A few people danced, but most talked -- about the upcoming white river rafting trip, about the summer softball schedule, about the latest couple who had met at these functions and gone on to get married. Getting married seemed to be a hot topic, and I think most of the people were there to meet that special someone, although there was more than enough talk about jobs and family and movies and such stuff that it never got too uncomfortable for me.

I got into one lengthy discussion with a guy who'd just starting teaching middle school English; he'd done his senior thesis on Nathaniel Hawthorne, and he, a young lady who was with him and I had a nice discussion about American literature for 45 minutes or so. Towards the end I found out that this was their first official date, and while I felt like a jerk for having wasted so much of it on the merits of F. Scott Fitzgerald, they didn't seem perturbed in the least.

I also had a brief chat with a nice guy who turned out to be the Church's assistant pastor; he arranged all the mixers and some of the other activities for the young single members of the congregation. He told me at one point that his little gatherings were responsible for 15 happy marraiges, which I suppose isn't a bad legacy at all for someone who was only a few years older than I was at the time. I should probably add that I wasn't a member of the church, but that didn't seemed to bother anyone. The whole thing was relaxed and casual. Probably half of the people had been regulars for a few years; some came from other churches, and a few were even oddballs like me who had been invited by friends and figured, what the heck, they'd try anything once. I didn't have a terrible time, but I think the fact that I never went back speaks for itself. Not my cup of tea.

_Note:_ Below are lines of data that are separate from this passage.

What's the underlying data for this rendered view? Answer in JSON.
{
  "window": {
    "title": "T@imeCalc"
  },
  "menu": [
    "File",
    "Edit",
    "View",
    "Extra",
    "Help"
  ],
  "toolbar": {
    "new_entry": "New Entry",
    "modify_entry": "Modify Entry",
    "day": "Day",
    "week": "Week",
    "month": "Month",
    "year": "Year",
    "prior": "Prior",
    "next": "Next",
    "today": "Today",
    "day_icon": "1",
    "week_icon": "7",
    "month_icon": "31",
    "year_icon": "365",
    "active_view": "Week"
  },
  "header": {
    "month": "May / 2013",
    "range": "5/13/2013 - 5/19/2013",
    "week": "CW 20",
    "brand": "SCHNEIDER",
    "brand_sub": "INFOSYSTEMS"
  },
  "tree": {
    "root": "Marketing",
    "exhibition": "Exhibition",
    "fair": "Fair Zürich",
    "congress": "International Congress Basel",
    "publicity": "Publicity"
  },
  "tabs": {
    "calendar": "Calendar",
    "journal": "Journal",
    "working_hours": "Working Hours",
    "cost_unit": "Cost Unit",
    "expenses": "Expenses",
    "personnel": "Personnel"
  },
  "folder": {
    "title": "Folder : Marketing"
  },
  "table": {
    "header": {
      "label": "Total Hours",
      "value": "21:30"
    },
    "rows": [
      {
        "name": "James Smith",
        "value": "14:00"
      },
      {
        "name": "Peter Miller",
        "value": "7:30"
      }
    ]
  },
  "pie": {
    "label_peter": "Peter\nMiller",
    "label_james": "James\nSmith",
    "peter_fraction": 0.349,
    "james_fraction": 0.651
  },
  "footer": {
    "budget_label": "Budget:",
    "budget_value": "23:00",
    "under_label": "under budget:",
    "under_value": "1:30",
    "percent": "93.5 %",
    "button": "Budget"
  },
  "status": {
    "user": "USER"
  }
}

I bring this up because of something I read in Bernard Lewis' new book, The Crisis in Islam: Holy War and Unholy Terror, about Sayyid Qutb, about whom I last wrote here. Lewis raises Qutb when writing of why Islamists despise America. While he notes Qutb's influence (as I've written now probably 30 times, Qutb has been described as the "brain of bin Laden"), Lewis doesn't blame Qutb so much as make him emblematic of the process by which America went from being barely noticed by the Islamic realms to becoming the Great Satan. Lewis notes that Qutb had visited America, and relates his view of American culture:
Sayyid Qutb took as a given the contrast between Eastern spirtuality and Western materialism, and described America as a particularly extreme form of the latter. Everything in America, he wrote, even religion, is measured in material terms. He observed that there were many churches but warned his readers that their number should not be misunderstood as an expression of real religious or spiritual feeling. Churches in America, he said, operate like businesses, competing for clients and for publicity, and using the same methods as stores and theaters to attract customers and audiences. For the minister of a church, as for the manager of a business or a theater, success is what matters, and success is measured by size -- bigness, numbers. To attract clientele, churches advertise shamelessly and offer what Americans most seek -- "a good time" or "fun" (he cited the English words in his Arabic text). The result is that church recreation halls, with the blessing of the priesthood, hold dances where people of both sexes meet, mix, and touch. The ministers go so far as to dim the lights in order to facilitate the fury of the dance. "The dance is inflamed by the notes of the gramophone," he noted with evident disgust, "the dance-hall becomes a whirl of heels and thighs, arms enfold hips, lips and breasts meet, and the air is full of lust."
Admittedly, my experience is entirely anecdotal, but I can assure my readers that if lips were meeting breasts amidst a whirl of heels and thighs, I would have noticed it. Maybe I just happened on the wrong denomination, or the wrong night. Or maybe Qutb was a complete wacko, who didn't understand that a gathering of young people at a Church rec hall for dancing and conversation and the off chance that they might meet Mr. or Mrs. Right doesn't represent the end of civilization as we know it.